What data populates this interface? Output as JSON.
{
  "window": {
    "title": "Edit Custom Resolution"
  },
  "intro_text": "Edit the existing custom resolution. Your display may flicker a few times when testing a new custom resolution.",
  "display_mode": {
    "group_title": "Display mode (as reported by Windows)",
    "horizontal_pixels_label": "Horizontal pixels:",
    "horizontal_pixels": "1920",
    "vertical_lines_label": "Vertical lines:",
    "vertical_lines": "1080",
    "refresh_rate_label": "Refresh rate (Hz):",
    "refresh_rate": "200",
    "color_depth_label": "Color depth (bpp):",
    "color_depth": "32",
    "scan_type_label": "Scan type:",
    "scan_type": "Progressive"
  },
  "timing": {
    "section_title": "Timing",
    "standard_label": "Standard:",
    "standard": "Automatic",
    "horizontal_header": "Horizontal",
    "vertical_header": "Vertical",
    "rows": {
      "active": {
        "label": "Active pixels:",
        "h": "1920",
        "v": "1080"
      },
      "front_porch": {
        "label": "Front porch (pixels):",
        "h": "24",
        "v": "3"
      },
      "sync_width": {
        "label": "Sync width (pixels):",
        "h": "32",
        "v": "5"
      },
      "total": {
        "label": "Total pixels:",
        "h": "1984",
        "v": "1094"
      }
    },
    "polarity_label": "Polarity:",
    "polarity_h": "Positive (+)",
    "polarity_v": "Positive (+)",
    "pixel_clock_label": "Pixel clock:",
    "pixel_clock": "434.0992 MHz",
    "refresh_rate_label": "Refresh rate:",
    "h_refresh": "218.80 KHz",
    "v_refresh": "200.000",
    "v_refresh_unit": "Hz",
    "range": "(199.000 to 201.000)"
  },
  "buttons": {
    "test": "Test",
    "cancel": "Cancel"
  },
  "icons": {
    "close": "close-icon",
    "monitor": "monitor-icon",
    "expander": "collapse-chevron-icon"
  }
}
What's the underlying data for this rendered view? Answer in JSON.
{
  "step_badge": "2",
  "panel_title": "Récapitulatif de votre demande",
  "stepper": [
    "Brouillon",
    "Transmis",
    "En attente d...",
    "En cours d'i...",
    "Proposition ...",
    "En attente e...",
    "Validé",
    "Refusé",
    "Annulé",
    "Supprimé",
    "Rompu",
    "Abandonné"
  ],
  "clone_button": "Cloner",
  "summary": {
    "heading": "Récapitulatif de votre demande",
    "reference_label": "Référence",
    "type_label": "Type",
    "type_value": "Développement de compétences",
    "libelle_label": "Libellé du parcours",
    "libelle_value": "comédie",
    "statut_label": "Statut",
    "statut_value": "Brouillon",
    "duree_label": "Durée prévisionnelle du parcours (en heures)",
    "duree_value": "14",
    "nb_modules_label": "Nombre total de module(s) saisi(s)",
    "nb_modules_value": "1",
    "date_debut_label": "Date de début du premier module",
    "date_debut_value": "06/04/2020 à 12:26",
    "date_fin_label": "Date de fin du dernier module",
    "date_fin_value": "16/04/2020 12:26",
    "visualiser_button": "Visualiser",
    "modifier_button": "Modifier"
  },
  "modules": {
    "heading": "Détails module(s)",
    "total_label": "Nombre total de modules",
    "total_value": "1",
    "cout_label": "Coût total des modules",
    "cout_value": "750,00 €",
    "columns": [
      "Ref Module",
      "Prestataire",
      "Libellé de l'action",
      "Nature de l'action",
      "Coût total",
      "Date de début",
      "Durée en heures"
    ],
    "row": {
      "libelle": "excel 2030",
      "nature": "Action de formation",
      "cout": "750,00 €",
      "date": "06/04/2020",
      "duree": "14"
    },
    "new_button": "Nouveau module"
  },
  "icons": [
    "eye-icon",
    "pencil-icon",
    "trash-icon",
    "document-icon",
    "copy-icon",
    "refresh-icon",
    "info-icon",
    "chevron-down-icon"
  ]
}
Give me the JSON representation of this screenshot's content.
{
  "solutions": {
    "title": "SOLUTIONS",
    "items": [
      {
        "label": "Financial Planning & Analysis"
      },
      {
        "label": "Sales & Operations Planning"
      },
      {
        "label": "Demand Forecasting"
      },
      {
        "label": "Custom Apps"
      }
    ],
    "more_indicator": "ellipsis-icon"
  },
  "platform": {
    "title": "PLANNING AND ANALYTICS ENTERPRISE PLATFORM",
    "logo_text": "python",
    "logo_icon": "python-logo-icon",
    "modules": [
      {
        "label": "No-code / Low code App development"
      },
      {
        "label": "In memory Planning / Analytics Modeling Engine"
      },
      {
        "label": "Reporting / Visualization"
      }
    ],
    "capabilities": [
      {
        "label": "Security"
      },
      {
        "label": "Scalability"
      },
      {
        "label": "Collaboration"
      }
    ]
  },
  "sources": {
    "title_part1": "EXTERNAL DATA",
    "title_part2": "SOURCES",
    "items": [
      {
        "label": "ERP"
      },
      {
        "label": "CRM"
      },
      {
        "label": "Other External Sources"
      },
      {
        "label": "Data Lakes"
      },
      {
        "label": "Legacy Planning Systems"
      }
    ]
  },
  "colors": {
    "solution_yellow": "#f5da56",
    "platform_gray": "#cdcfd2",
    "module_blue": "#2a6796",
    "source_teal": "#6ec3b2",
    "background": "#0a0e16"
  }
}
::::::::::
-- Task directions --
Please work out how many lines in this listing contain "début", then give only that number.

-- Worked solution --
2